↓↓↓

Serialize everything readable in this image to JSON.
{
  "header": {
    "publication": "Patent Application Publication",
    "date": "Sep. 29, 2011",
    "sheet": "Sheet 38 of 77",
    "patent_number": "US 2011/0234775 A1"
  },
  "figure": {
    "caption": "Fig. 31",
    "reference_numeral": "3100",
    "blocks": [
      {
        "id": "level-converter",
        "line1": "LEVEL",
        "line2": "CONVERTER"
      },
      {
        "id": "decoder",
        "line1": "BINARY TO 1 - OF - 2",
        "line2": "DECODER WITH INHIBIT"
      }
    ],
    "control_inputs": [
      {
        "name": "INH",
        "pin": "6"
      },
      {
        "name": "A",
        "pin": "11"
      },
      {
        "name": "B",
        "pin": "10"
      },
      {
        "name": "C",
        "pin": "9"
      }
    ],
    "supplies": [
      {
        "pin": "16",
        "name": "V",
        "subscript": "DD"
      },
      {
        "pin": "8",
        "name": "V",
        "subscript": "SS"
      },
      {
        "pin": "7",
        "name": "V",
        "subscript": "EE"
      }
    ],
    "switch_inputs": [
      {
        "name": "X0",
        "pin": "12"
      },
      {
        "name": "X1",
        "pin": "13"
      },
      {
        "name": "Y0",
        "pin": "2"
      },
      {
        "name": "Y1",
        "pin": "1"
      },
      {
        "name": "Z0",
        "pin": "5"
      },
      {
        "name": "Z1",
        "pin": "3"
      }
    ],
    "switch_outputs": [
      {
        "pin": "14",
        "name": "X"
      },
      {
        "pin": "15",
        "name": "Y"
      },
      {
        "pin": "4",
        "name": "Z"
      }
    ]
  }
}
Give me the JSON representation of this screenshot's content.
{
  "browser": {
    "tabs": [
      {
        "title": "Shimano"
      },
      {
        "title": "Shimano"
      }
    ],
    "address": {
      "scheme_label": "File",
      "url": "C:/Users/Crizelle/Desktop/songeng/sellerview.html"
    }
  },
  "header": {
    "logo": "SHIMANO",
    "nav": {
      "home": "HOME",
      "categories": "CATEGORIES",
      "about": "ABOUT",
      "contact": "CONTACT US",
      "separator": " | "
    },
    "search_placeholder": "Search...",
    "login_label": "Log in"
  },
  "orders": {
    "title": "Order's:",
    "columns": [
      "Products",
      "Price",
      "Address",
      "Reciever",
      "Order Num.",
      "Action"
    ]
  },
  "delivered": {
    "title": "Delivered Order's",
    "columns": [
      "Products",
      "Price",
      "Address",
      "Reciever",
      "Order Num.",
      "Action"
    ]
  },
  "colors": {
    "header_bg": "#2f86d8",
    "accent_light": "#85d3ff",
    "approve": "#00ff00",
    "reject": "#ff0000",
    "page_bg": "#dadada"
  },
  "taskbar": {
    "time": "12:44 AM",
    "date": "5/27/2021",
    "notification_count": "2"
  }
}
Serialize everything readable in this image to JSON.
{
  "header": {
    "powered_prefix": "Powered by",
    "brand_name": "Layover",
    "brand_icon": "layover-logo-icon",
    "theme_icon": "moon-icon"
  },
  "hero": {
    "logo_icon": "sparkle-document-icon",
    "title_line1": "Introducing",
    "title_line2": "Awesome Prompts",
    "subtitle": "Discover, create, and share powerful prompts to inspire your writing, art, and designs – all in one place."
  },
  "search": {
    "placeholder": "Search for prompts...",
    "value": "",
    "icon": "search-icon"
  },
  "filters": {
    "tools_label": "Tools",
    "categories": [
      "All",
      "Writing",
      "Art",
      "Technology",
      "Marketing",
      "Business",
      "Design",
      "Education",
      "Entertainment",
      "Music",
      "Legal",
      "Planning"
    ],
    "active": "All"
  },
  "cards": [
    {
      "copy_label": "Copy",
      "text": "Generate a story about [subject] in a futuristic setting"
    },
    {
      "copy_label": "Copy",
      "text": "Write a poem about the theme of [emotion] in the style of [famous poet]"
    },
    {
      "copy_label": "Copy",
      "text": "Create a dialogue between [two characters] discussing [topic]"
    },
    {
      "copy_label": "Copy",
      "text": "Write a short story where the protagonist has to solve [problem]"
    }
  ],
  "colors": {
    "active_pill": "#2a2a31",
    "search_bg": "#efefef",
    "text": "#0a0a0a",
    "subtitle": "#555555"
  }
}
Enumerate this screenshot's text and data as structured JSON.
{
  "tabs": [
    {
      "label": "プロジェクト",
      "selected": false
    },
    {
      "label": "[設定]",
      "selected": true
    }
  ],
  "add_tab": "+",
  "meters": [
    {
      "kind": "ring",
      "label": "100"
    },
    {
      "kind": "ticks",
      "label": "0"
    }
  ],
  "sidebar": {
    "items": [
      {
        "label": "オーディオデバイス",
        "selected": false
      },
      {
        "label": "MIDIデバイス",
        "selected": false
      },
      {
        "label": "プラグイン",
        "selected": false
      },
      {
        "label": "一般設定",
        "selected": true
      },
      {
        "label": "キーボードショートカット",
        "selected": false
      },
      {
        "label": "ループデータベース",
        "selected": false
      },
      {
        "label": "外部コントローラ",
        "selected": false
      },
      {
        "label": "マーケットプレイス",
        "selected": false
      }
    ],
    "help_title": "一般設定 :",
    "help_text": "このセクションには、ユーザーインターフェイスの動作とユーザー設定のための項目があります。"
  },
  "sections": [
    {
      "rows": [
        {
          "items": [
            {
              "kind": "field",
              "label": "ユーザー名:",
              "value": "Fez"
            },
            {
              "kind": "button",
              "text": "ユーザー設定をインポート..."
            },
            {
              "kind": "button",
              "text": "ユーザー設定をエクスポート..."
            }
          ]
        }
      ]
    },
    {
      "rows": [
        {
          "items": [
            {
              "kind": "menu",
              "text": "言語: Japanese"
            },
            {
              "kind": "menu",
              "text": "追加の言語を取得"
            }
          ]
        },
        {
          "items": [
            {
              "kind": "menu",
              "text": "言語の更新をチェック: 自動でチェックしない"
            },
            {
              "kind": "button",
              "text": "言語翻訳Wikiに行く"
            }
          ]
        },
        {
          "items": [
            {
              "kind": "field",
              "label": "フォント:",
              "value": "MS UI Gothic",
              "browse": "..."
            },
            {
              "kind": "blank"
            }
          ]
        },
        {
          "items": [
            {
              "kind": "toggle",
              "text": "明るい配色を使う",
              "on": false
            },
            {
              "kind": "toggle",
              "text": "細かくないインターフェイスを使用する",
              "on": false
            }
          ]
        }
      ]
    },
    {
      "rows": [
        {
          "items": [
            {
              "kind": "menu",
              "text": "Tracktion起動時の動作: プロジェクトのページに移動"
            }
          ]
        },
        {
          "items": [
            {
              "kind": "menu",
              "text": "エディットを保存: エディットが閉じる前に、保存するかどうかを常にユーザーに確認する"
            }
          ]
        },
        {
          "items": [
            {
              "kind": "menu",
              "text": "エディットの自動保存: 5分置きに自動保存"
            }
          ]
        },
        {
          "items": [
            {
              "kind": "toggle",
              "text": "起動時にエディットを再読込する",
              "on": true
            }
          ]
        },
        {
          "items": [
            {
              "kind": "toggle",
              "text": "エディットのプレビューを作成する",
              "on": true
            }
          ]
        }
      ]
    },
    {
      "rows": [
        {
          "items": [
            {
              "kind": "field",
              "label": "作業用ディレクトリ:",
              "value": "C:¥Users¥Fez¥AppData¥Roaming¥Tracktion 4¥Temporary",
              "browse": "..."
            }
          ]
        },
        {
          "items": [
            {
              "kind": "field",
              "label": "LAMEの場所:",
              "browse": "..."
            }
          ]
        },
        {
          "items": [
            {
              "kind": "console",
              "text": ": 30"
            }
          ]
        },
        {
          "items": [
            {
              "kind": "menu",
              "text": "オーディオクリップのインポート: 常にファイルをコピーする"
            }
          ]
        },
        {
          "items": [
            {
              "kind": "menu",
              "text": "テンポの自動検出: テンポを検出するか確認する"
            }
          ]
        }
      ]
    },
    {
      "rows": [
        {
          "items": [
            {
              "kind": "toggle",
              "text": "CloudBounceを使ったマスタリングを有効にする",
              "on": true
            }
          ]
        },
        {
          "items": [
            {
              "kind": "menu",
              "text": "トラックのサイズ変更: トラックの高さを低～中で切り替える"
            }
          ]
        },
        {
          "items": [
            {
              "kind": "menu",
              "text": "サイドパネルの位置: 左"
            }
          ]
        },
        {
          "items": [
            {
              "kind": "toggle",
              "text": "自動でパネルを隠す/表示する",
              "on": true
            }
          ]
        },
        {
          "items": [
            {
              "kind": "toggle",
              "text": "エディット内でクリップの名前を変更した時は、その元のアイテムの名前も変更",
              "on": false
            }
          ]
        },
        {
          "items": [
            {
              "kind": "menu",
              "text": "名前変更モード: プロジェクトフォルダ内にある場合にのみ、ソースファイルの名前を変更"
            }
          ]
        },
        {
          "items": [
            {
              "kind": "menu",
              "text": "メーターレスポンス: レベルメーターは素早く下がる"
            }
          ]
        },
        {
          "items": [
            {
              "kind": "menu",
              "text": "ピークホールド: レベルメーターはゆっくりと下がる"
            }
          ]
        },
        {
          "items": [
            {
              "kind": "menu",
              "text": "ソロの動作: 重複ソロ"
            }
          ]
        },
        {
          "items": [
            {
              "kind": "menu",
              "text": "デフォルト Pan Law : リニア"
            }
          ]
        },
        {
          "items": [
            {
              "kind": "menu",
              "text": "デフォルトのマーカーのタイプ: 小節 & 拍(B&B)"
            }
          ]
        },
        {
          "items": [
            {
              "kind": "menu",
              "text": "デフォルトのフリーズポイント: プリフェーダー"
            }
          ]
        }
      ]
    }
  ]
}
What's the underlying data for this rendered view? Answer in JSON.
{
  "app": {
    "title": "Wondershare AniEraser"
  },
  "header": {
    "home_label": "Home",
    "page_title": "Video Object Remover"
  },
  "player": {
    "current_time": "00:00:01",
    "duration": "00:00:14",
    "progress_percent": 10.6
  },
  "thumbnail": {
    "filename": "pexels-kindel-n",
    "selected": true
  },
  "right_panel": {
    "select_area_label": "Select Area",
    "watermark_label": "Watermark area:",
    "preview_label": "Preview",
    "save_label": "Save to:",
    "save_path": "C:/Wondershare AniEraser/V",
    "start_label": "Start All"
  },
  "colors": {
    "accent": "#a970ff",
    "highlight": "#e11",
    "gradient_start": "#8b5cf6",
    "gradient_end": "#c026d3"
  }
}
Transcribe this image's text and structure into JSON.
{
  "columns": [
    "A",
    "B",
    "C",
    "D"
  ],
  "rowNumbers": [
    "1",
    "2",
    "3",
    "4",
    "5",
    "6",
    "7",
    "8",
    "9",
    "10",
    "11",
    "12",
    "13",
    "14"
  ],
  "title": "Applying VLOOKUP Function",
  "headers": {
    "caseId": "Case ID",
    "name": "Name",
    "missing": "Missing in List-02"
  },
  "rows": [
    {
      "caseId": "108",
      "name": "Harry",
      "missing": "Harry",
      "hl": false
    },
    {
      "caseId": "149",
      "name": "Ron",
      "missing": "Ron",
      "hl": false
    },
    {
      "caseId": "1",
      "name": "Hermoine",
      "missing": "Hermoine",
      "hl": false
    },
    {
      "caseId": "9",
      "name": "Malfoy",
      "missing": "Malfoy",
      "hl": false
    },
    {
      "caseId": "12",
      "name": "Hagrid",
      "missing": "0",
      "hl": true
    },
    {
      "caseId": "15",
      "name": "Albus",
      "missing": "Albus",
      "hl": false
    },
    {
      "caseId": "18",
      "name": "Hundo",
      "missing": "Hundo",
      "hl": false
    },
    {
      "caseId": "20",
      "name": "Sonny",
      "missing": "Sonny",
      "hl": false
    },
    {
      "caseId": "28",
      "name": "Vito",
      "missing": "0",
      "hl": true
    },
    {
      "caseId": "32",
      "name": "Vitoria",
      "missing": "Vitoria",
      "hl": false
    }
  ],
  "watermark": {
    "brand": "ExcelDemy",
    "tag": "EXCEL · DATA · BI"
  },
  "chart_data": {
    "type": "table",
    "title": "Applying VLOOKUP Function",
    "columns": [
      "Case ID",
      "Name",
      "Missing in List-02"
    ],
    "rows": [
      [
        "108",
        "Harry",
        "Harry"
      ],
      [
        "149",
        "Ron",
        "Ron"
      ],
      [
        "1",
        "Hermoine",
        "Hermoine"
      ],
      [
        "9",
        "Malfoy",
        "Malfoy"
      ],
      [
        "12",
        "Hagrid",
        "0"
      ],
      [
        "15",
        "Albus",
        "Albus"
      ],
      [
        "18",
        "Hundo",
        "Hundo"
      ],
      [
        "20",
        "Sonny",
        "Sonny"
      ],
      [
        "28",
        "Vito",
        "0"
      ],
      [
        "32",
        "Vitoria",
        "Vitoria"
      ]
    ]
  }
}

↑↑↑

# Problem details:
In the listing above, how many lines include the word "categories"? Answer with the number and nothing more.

# Result below:
2